### [What is being asked]
Show every line of the data that contains the string "thumb".

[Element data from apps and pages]
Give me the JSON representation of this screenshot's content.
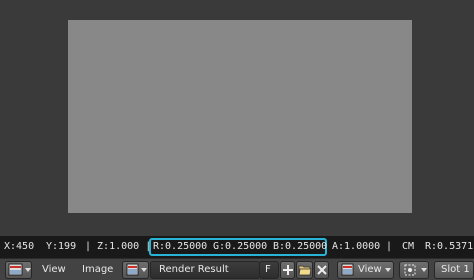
{
  "viewer": {
    "image_color": "#888888",
    "background_color": "#3a3a3a"
  },
  "statusbar": {
    "x": "X:450",
    "y": "Y:199",
    "z": "| Z:1.000 |",
    "r": "R:0.25000",
    "g": "G:0.25000",
    "b": "B:0.25000",
    "a": "A:1.0000",
    "sep": "|",
    "cm": "CM",
    "cm_r": "R:0.5371",
    "highlight_color": "#29b3d6"
  },
  "header": {
    "editor_type_icon": "image-editor-icon",
    "menu_view": "View",
    "menu_image": "Image",
    "image_browse_icon": "image-browse-icon",
    "image_name": "Render Result",
    "fake_user": "F",
    "new_icon": "plus-icon",
    "open_icon": "folder-icon",
    "unlink_icon": "close-icon",
    "mode_icon": "view-mode-icon",
    "mode_value": "View",
    "pivot_icon": "pivot-icon",
    "slot_value": "Slot 1"
  }
}
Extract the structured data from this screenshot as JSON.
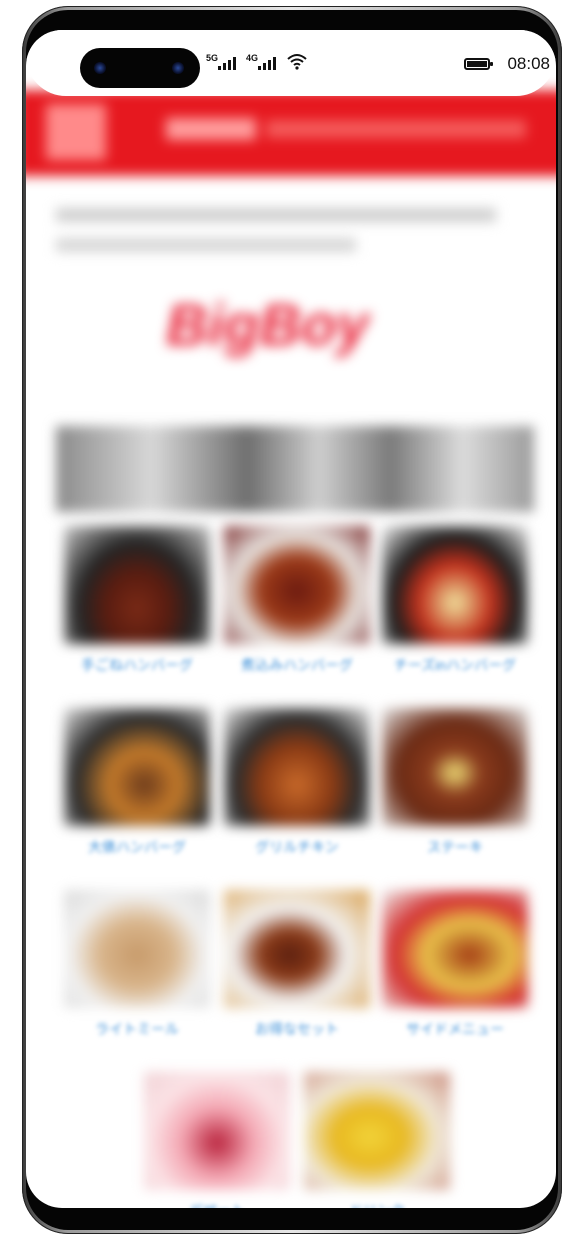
{
  "status_bar": {
    "network_1": "5G",
    "network_2": "4G",
    "time": "08:08",
    "icons": [
      "camera-icon",
      "signal-5g-icon",
      "signal-4g-icon",
      "wifi-icon",
      "battery-icon"
    ]
  },
  "page": {
    "brand": "BigBoy",
    "header_color": "#e6181f",
    "link_color": "#3b8fd8"
  },
  "menu": [
    {
      "label": "手ごねハンバーグ",
      "thumb": "t-burger"
    },
    {
      "label": "煮込みハンバーグ",
      "thumb": "t-stew"
    },
    {
      "label": "チーズinハンバーグ",
      "thumb": "t-cheese"
    },
    {
      "label": "大俵ハンバーグ",
      "thumb": "t-combo"
    },
    {
      "label": "グリルチキン",
      "thumb": "t-chicken"
    },
    {
      "label": "ステーキ",
      "thumb": "t-steak"
    },
    {
      "label": "ライトミール",
      "thumb": "t-pasta"
    },
    {
      "label": "お得なセット",
      "thumb": "t-curry"
    },
    {
      "label": "サイドメニュー",
      "thumb": "t-side"
    },
    {
      "label": "デザート",
      "thumb": "t-dessert"
    },
    {
      "label": "ドリンク",
      "thumb": "t-drink"
    }
  ]
}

### [Task solution]
      "thumb": "t-burger"
      "thumb": "t-stew"
      "thumb": "t-cheese"
      "thumb": "t-combo"
      "thumb": "t-chicken"
      "thumb": "t-steak"
      "thumb": "t-pasta"
      "thumb": "t-curry"
      "thumb": "t-side"
      "thumb": "t-dessert"
      "thumb": "t-drink"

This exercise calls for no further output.